Dataset rows describing interfaces:

■ ■ ■ ■ ■

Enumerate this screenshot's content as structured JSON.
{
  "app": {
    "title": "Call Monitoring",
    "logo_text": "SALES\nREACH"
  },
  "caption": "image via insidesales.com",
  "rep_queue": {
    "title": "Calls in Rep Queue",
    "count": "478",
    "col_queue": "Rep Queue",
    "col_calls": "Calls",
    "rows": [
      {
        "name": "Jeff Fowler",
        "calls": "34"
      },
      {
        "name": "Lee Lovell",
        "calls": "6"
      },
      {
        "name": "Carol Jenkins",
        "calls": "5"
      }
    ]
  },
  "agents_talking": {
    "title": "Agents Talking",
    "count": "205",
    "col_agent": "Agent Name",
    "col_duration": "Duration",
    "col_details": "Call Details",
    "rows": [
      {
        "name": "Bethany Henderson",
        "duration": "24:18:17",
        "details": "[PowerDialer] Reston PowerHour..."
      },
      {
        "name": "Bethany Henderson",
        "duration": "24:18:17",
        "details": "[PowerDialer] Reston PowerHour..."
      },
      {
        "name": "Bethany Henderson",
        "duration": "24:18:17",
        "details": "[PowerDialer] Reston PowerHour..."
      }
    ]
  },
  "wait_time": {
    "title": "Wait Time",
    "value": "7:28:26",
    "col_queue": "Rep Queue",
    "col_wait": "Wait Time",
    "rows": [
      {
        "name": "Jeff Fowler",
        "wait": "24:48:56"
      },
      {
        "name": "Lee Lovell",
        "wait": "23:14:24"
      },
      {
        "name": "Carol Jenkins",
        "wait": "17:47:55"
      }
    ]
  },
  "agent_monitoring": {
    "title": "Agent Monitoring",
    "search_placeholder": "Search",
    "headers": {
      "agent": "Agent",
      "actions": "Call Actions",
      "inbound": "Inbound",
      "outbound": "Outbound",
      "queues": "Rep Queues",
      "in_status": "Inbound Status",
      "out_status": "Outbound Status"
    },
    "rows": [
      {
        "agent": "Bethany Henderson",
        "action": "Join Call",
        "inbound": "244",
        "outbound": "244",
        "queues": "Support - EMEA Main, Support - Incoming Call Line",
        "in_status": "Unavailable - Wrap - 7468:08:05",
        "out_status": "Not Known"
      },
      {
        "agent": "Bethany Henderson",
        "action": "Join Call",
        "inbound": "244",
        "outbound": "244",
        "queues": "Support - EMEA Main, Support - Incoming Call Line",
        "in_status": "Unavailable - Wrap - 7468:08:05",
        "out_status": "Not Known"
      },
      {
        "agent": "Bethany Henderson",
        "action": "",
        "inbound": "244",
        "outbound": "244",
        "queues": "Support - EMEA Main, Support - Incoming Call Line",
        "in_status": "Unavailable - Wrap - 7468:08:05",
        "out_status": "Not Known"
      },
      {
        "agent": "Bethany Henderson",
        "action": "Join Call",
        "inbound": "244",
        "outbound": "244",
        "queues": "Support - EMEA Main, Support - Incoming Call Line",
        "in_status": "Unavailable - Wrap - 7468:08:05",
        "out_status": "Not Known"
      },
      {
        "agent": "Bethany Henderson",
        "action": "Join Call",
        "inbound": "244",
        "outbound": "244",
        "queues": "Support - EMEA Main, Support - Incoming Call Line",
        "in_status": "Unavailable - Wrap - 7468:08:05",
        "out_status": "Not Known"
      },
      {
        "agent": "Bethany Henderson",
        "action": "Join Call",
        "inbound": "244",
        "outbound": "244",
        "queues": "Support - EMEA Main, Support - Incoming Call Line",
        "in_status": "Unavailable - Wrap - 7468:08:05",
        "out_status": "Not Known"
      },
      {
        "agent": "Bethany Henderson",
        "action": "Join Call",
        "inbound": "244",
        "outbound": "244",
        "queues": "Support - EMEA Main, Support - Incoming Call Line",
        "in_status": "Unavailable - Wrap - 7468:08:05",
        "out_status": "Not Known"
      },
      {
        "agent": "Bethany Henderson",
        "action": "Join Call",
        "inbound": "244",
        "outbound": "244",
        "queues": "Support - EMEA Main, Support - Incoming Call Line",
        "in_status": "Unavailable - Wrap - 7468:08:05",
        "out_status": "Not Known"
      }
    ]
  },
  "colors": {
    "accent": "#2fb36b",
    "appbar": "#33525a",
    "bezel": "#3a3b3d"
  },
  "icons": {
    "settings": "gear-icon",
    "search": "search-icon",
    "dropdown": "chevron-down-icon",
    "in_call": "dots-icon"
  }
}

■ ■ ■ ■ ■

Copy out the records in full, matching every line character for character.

Enumerate this screenshot's content as structured JSON.
{
  "app": {
    "title": "Call Monitoring",
    "logo_text": "SALES\nREACH"
  },
  "caption": "image via insidesales.com",
  "rep_queue": {
    "title": "Calls in Rep Queue",
    "count": "478",
    "col_queue": "Rep Queue",
    "col_calls": "Calls",
    "rows": [
      {
        "name": "Jeff Fowler",
        "calls": "34"
      },
      {
        "name": "Lee Lovell",
        "calls": "6"
      },
      {
        "name": "Carol Jenkins",
        "calls": "5"
      }
    ]
  },
  "agents_talking": {
    "title": "Agents Talking",
    "count": "205",
    "col_agent": "Agent Name",
    "col_duration": "Duration",
    "col_details": "Call Details",
    "rows": [
      {
        "name": "Bethany Henderson",
        "duration": "24:18:17",
        "details": "[PowerDialer] Reston PowerHour..."
      },
      {
        "name": "Bethany Henderson",
        "duration": "24:18:17",
        "details": "[PowerDialer] Reston PowerHour..."
      },
      {
        "name": "Bethany Henderson",
        "duration": "24:18:17",
        "details": "[PowerDialer] Reston PowerHour..."
      }
    ]
  },
  "wait_time": {
    "title": "Wait Time",
    "value": "7:28:26",
    "col_queue": "Rep Queue",
    "col_wait": "Wait Time",
    "rows": [
      {
        "name": "Jeff Fowler",
        "wait": "24:48:56"
      },
      {
        "name": "Lee Lovell",
        "wait": "23:14:24"
      },
      {
        "name": "Carol Jenkins",
        "wait": "17:47:55"
      }
    ]
  },
  "agent_monitoring": {
    "title": "Agent Monitoring",
    "search_placeholder": "Search",
    "headers": {
      "agent": "Agent",
      "actions": "Call Actions",
      "inbound": "Inbound",
      "outbound": "Outbound",
      "queues": "Rep Queues",
      "in_status": "Inbound Status",
      "out_status": "Outbound Status"
    },
    "rows": [
      {
        "agent": "Bethany Henderson",
        "action": "Join Call",
        "inbound": "244",
        "outbound": "244",
        "queues": "Support - EMEA Main, Support - Incoming Call Line",
        "in_status": "Unavailable - Wrap - 7468:08:05",
        "out_status": "Not Known"
      },
      {
        "agent": "Bethany Henderson",
        "action": "Join Call",
        "inbound": "244",
        "outbound": "244",
        "queues": "Support - EMEA Main, Support - Incoming Call Line",
        "in_status": "Unavailable - Wrap - 7468:08:05",
        "out_status": "Not Known"
      },
      {
        "agent": "Bethany Henderson",
        "action": "",
        "inbound": "244",
        "outbound": "244",
        "queues": "Support - EMEA Main, Support - Incoming Call Line",
        "in_status": "Unavailable - Wrap - 7468:08:05",
        "out_status": "Not Known"
      },
      {
        "agent": "Bethany Henderson",
        "action": "Join Call",
        "inbound": "244",
        "outbound": "244",
        "queues": "Support - EMEA Main, Support - Incoming Call Line",
        "in_status": "Unavailable - Wrap - 7468:08:05",
        "out_status": "Not Known"
      },
      {
        "agent": "Bethany Henderson",
        "action": "Join Call",
        "inbound": "244",
        "outbound": "244",
        "queues": "Support - EMEA Main, Support - Incoming Call Line",
        "in_status": "Unavailable - Wrap - 7468:08:05",
        "out_status": "Not Known"
      },
      {
        "agent": "Bethany Henderson",
        "action": "Join Call",
        "inbound": "244",
        "outbound": "244",
        "queues": "Support - EMEA Main, Support - Incoming Call Line",
        "in_status": "Unavailable - Wrap - 7468:08:05",
        "out_status": "Not Known"
      },
      {
        "agent": "Bethany Henderson",
        "action": "Join Call",
        "inbound": "244",
        "outbound": "244",
        "queues": "Support - EMEA Main, Support - Incoming Call Line",
        "in_status": "Unavailable - Wrap - 7468:08:05",
        "out_status": "Not Known"
      },
      {
        "agent": "Bethany Henderson",
        "action": "Join Call",
        "inbound": "244",
        "outbound": "244",
        "queues": "Support - EMEA Main, Support - Incoming Call Line",
        "in_status": "Unavailable - Wrap - 7468:08:05",
        "out_status": "Not Known"
      }
    ]
  },
  "colors": {
    "accent": "#2fb36b",
    "appbar": "#33525a",
    "bezel": "#3a3b3d"
  },
  "icons": {
    "settings": "gear-icon",
    "search": "search-icon",
    "dropdown": "chevron-down-icon",
    "in_call": "dots-icon"
  }
}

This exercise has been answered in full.